However, South Korea's weather agency said the quake, which occurred at 4:29 p.m. Chinese time, was not manmade. 

“A key method is to look at the seismic waves or seismic acoustic waves and the latter can be detected in the case of a manmade earthquake,” a South Korean official told Reuters. 

“In this case we saw none. So as of now, we are categorizing this as a natural earthquake," the official said. 

The quake comes as the international community is on high alert after North Korea's foreign minister threatened on Thursday to test a hydrogen bomb in the Pacific Ocean in response to President Trump's United Nations speech, in which he threatened to destroy North Korea if it continued to threaten the U.S. and its allies. 

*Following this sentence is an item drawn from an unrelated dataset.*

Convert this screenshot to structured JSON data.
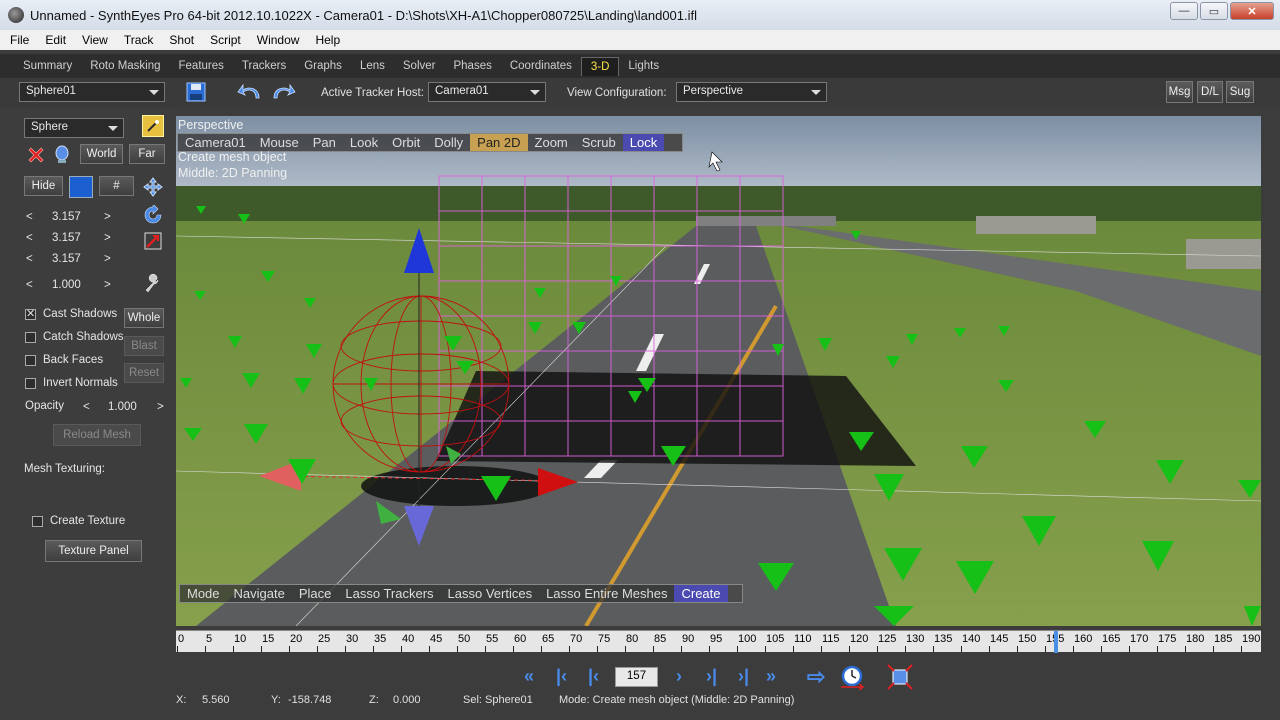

North Korean leader Kim Jong Un also issued a scathing statement on Thursday, in which he referred to Trump as a "mentally deranged dotard."

Trump tweeted on Friday, saying Pyongyang would be tested like never before.